The tubes go into the ground for control,  non-biochar and biochar compost sections.

Soil moisture monitor at 2", 8" and 20" of depth.

Here's the data- the process doubles the moisture content 

(or more- I'll give you exact figures as soon as I get them).

It's our choice, slag and erosion or


Here's more information on the Cattle Stomp and  using the Savory Method to reverse desertification in the links; and here's info on Biochar from Morgan Williams at the 2012 ACES talk (youtube- get your act together please….) click here for the video.

Thanks to Mark Lacy for letting me use these reports from the White River National Forest and The Roaring Fork Conservancy:

Thanks to Brian McMullen for letting me use images from his PowerPoint presentation.

Saturday, May 24, 2014

Groasis redux

Okay, one year later and where are we with the Groasis waterboxxes?

One bare root choke cherry from Cold Stream Farm has made it and is looking *fabulous*

in case you've forgotten this is what it looked like last June:

The teensy choke cherries which I planted last fall are also hanging in there
I didn't expect growth over the winter ...

and I didn't get it- but they're not dead and there is some green for Spring.    

The boxes are holding water well:

but I think if I put in anymore I'll silicone around the wick on all of them…

This one had root infiltration and sucked the water which should have gone to the baby choke cherries. 

The other thing I'm trying is planting a  third seedling in each box.
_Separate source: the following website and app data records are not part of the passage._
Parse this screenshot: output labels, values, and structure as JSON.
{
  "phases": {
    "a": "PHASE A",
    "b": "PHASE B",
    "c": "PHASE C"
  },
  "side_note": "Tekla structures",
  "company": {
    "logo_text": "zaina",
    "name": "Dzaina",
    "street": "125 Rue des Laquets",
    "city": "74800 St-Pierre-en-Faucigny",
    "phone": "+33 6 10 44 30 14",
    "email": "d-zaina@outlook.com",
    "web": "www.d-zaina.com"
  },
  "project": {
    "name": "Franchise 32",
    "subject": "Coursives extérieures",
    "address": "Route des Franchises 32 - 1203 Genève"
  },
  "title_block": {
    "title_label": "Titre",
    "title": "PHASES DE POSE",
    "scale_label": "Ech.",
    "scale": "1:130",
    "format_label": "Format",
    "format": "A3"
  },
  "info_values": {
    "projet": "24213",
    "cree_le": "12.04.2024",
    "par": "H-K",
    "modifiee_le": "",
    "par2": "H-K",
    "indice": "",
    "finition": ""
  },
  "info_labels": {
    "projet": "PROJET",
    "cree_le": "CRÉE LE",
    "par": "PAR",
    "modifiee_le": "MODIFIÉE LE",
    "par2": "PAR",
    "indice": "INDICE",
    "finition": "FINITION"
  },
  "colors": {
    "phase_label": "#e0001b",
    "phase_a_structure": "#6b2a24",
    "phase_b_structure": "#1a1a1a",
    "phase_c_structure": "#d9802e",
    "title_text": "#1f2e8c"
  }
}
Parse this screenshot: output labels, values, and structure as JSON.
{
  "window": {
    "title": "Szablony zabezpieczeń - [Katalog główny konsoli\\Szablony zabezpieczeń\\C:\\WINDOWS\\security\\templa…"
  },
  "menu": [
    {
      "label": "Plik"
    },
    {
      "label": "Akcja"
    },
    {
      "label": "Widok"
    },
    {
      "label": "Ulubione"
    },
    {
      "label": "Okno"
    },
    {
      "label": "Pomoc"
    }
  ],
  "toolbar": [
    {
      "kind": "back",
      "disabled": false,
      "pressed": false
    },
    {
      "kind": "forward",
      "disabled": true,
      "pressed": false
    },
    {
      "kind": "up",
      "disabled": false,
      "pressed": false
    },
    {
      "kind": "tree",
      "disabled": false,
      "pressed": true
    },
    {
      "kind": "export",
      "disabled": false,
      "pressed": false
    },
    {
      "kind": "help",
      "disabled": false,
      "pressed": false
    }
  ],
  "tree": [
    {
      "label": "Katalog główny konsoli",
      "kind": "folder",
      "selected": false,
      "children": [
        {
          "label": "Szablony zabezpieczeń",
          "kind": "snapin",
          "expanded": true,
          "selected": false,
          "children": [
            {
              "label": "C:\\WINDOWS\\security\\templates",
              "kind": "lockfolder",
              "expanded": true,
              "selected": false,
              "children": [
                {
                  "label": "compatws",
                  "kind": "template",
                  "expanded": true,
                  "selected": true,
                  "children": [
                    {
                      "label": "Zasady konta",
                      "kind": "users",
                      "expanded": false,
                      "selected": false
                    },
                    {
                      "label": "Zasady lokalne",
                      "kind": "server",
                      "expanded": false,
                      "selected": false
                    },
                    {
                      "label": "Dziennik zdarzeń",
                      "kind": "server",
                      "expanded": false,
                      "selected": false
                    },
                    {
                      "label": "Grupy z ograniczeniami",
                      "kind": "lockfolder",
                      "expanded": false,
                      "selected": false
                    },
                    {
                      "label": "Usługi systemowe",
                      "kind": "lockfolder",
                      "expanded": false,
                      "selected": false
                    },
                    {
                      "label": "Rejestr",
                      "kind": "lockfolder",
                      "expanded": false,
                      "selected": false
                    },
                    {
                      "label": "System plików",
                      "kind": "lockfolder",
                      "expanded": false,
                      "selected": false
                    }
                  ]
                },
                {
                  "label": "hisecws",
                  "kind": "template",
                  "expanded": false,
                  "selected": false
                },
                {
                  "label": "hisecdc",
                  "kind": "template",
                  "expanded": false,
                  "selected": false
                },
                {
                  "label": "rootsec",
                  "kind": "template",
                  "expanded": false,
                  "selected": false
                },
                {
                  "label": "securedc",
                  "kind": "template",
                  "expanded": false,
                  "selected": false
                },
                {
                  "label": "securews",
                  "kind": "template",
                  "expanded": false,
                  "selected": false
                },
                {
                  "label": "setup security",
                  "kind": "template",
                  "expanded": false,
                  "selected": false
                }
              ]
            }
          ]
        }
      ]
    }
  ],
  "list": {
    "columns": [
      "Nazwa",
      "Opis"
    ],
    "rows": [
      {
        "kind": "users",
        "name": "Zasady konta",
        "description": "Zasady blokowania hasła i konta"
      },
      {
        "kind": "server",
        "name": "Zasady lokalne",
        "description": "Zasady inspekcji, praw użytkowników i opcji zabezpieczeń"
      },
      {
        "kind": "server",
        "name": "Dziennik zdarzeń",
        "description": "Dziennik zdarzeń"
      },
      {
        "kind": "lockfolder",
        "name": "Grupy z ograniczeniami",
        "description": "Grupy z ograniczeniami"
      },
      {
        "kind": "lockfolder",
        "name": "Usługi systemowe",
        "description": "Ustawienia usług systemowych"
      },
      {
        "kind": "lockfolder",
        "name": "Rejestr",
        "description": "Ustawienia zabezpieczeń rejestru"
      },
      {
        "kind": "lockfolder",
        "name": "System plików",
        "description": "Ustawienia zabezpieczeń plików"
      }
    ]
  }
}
After listening to "To the Best of Our Knowledge." and their excellent program on "The Secret Language of Plants" with Suzanne Simard I'm hoping for some cooperation between seedlings so maybe those who get more sunlight will share. (Here's what a bare root tree from Cold Stream Farm looks like when you get it.)

Overall, it could be better it could be worse. There's no question that if you keep the native grass roots out of the waterboxx that the seedlings or the bare root trees will grow. The other factors seem to be getting a good bare root tree to start which is tall enough to get some sunlight and making sure deer don't eat that little baby tree once it starts to turn green.

It's certainly cheaper than running irrigation over to a remote part of the property. It's really not that labor intensive; and it's a smart use of water. The box does trap snow and rain well. I don't know if the condensation is working as well in practice as in theory but the point is there is water year round. In June and July that's very important in the high country desert of the Western U.S. 

The dirt (and I use the term loosely- since it's really compacted clay) looks good- damp- holding water well- and under one box - *worms*!!! (worms are good).

My conclusion would be if you're not in a hurry to see full grown trees overnight this one is worth a try.